A lot of times when I’m performing a song, it tends to take me back to where I was psychologically as the lyric was being written.
Religious poetry, civic poetry, lyric or dramatic poetry are all categories of man’s expression which are valid only if the endorsement of formal content is valid.
I’m not saying everybody has a social responsibility of what art they create, but art should be open-ended. I just feel there’s a lack of consciousness and understanding of impact and reach. Just maybe, for a second, just think of the effect you could have with a lyric.
I understand that transposing a song a half step can effect the believability of a lyric.
I’ve wanted to do a Christmas song for years but thought every lyric and melody had been written.
He doesn’t make it so complicated but just really allows the lyric to come through even though there’s a lot of production going on. I think that’s the key and that’s the magic, it’s making sure that people could still connect with the lyrics while they’re on the dance floor.
I can’t bear a trite lyric: sometimes this can be overlooked, but rarely.
I have a lyric journal that I write in a lot. When I’m going to play, I just sit down and have my books with me and my notes and tapes and whatever I need to refer to. I just play and try different things. It’s a kind of discipline.
What I want, when I write a poem, is no more than this: that it be preserved in some published form so that, in principle, someone, somewhere, will be able to find it and read it. That is all I need, as a poet, and that is the beauty, the luxury of my position. My lyric is mine and remains mine. Nobody can ruin it.

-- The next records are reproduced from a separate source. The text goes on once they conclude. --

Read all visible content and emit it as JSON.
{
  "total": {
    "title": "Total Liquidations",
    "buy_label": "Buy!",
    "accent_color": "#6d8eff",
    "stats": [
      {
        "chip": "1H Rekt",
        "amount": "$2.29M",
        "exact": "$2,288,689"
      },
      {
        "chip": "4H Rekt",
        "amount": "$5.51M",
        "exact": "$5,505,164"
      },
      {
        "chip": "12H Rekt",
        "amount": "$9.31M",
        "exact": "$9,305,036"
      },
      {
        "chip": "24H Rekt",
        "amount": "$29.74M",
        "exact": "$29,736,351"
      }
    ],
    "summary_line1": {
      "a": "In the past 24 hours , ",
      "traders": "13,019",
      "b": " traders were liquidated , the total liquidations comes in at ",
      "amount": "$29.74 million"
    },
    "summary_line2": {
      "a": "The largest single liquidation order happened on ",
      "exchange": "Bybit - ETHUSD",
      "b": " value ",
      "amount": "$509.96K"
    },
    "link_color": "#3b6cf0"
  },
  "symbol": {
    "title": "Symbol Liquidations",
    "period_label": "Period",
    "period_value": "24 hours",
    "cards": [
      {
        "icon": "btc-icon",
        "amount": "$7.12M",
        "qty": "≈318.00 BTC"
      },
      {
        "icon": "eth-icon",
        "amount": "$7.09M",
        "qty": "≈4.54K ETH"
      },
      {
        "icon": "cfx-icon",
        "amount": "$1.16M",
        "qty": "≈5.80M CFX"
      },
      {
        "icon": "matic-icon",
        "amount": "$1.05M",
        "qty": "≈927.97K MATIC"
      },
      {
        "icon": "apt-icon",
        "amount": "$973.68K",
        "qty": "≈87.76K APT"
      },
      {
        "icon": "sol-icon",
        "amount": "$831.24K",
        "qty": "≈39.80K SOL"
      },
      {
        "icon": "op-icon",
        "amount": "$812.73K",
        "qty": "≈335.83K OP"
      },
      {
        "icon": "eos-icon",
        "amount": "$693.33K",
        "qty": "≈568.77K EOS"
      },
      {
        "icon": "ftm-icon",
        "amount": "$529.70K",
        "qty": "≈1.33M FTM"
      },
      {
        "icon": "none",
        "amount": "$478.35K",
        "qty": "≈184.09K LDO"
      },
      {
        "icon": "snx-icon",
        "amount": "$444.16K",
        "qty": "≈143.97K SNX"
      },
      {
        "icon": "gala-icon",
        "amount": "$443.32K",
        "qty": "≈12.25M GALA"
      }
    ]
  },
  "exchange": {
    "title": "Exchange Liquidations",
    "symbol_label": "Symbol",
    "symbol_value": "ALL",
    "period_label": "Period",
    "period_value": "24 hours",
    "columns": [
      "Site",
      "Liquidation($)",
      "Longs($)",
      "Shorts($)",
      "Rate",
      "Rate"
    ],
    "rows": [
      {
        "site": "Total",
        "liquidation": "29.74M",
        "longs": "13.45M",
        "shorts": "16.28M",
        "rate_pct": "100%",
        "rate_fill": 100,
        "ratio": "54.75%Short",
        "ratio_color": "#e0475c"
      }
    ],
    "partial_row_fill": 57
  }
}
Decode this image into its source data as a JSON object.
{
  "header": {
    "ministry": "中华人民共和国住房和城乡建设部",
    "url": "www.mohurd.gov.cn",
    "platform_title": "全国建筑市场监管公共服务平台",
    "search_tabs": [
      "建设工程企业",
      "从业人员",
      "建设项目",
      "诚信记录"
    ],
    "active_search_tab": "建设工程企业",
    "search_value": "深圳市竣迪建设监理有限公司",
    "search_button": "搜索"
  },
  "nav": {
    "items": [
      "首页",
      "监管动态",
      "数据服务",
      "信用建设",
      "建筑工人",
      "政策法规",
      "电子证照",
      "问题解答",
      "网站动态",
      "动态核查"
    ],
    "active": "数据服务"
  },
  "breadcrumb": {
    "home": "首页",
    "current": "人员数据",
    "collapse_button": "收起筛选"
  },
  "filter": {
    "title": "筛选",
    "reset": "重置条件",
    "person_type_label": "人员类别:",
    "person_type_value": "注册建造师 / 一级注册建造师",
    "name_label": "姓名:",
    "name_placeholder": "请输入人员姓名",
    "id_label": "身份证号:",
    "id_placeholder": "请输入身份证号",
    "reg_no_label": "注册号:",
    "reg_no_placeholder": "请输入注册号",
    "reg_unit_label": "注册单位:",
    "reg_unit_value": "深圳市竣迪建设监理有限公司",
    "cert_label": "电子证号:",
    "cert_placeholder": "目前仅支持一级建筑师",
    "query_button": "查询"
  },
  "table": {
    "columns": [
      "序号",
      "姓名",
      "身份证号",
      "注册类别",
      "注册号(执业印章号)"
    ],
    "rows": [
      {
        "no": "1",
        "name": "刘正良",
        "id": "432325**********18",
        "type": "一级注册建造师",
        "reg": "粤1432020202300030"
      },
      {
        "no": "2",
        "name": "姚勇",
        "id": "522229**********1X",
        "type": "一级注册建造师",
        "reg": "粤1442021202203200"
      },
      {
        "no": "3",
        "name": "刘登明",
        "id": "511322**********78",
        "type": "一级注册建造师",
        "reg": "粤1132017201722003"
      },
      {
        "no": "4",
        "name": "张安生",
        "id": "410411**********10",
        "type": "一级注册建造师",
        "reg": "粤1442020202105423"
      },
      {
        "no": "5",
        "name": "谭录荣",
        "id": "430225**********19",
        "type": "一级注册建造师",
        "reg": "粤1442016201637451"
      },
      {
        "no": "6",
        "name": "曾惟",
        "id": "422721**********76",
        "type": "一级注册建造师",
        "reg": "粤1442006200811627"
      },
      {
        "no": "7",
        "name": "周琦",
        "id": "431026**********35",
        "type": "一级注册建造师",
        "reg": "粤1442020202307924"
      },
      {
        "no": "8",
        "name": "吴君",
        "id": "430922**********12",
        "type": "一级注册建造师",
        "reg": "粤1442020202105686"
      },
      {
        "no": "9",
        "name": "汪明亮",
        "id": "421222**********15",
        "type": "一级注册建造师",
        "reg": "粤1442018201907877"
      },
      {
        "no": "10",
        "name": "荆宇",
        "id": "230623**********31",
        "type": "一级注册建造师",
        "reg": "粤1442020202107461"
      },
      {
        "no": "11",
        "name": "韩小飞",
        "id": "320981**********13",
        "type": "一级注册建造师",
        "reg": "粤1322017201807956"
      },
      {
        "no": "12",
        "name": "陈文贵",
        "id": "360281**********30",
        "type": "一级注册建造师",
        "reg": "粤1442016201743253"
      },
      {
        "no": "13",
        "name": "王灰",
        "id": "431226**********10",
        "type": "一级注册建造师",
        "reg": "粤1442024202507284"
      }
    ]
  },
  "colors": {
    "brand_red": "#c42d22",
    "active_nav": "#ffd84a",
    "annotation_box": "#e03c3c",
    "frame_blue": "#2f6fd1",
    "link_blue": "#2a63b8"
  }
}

Music is creation. In reggae the lyric, the music itself, arrangement, that vibe, such melody – everything within the music moves the people, understand?
I don’t really love to perform in music. Some people like it more, but it’s not my thing so much, but just the writing, when you get the lyric, and the lyric just goes just the right way, or you find the right bridge that takes you to the solo, and those moments are tremendous, and it’s difficult to portray.
With Fountains Of Wayne, I almost always start with lyrics – maybe not the entire lyric, but I almost always need a couplet or something, and then I work from there. With Ivy, it’s much more about the atmosphere and the vibe.
The most amazing thing is being onstage and watching the audience sing every song lyric for lyric.
The most astonishing joy is to receive from the muses the gift of a whole lyric.
Growing up, I was listening to a ton of Motown music, Otis Redding, Aretha, and then there was the Beatles and Led Zeppelin and Janis Joplin. These were all people that I felt as though they truly felt every single lyric they said, and they weren’t afraid of imperfection.
Rock and roll doesn’t necessarily mean a band. It doesn’t mean a singer, and it doesn’t mean a lyric, really. It’s that question of trying to be immortal.
I’m not a lyric writer to make statements. What I enjoy doing is making paintings with lyrics, creating colorful images. I think that’s more what entertainment and music should be.
I’m a real stickler for a great lyric, or what I think is a great lyric. It’s almost impossible for me to sing a song I don’t love. My thing is: If it’s a great lyric, you can do anything with the song.
I am never without my lyric book. If anything inspirational happens, I have it there so nothing‘s forgotten.
For me, music always leads. Lyrics are only about how they sing. It is wonderful if they read well, too. In the very best scenario, sometimes a lyric will pop out with a melody, simultaneously. That’s a lovely thing, but you can’t rely on that.
It’s very rare – and it does happen on occasion – where I’ll take a piece of lyric and I’ll just sit down and purposefully craft that melody around that lyric because I think the lyric is the wellspring for the song, without question.
I’m a lyric man – I’m always looking for meaningful songs.
What makes a great song – you don’t put it into words. You feel it. The perfect lyric. The perfect melody. It makes you feel something.
It must have been when I was 14 or 15 that I started tentatively writing songs and was able to convey an emotion and a lyric with what I wanted to say.